Refugial isolation during glaciation is an established driver of speciation; however, the opposing role of interglacial population expansion, secondary contact, and gene flow on the diversification process remains less understood. The consequences of glacial cycling on diversity are complex and especially so for archipelago species, which experience dramatic fluctuations in connectivity in response to both lower sea levels during glacial events and increased fragmentation during glacial recession. We test whether extended refugial isolation has led to the divergence of genetically and morphologically distinct species within Holarctic ermine (Mustela erminea), a small cosmopolitan carnivore species that harbours 34 extant subspecies, 14 of which are insular endemics.
We use genetic sequences (complete mitochondrial genomes, four nuclear genes) from >100 ermine (stoats) and geometric morphometric data for >200 individuals (27 of the 34 extant subspecies) from across their Holarctic range to provide an integrative perspective on diversification and endemism across this complex landscape. Multiple species delimitation methods (iBPP, bPTP) assessed congruence between morphometric and genetic data.
Our results support the recognition of at least three species within the M. erminea complex, coincident with three of four genetic clades, tied to diversification in separate glacial refugia. We found substantial geographic variation within each species, with geometric morphometric results largely consistent with historical infraspecific taxonomy.
Phylogeographic structure mirrors patterns of diversification in other Holarctic species, with a major Nearctic‐Palearctic split, but with greater intraspecific morphological diversity. Recognition of insular endemic species M. haidarum is consistent with a deep history of refugial persistence and highlights the urgency of mindful management of island populations along North America's North Pacific Coast. Significant environmental modification (e.g. industrial‐scale logging, mining) has been proposed for a number of these islands, which may elevate the risk of extinction of insular palaeoendemics.
|Publication Subtype||Journal Article|
|Title||Extrinsically reinforced hybrid speciation within Holarctic ermine (Mustela spp.) produces an insular endemic|

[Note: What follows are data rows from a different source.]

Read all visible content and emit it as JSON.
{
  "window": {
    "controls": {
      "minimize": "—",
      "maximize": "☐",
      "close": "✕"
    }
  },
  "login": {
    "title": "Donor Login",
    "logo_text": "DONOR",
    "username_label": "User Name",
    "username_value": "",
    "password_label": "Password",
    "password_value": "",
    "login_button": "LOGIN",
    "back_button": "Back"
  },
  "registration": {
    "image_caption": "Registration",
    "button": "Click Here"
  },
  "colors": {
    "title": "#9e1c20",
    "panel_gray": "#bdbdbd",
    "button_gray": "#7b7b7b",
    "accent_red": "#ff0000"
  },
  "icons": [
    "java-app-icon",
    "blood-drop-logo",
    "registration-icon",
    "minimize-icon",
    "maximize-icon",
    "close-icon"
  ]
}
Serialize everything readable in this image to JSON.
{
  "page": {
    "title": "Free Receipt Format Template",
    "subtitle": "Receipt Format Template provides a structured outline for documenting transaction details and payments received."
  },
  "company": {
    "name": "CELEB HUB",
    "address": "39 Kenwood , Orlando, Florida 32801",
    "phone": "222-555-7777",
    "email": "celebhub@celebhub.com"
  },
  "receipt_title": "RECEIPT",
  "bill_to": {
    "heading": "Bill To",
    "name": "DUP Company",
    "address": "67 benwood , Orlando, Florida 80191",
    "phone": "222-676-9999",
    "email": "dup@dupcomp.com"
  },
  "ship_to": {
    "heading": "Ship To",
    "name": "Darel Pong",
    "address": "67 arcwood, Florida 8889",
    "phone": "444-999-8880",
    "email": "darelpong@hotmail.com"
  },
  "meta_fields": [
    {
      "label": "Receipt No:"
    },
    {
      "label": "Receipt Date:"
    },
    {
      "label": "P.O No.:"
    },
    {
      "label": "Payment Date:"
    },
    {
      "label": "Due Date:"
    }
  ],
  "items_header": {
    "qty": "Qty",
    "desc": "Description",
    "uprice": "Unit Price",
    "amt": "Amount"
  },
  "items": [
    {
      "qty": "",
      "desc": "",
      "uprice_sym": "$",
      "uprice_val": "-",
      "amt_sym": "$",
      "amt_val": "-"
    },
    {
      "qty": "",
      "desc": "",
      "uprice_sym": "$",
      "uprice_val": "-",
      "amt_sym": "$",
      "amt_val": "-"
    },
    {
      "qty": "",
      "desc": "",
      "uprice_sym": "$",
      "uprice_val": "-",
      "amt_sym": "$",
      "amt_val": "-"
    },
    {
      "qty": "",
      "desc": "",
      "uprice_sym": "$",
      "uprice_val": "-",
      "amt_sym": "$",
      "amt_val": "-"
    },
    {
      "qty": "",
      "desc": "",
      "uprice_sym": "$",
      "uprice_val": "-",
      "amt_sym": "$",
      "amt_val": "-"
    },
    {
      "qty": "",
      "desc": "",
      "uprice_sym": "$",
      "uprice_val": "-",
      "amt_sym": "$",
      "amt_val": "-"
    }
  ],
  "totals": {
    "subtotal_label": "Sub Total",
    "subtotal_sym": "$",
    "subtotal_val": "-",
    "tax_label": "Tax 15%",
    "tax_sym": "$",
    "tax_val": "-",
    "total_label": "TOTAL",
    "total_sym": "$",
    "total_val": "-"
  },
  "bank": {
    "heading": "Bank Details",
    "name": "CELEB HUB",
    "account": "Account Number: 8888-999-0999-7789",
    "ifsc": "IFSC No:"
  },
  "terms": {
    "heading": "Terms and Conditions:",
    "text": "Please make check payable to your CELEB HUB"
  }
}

|Series title||Diversity and Distributions|
|Contributing office(s)||Alaska Science Center Biology WTEB|
|Google Analytic Metrics||Metrics page|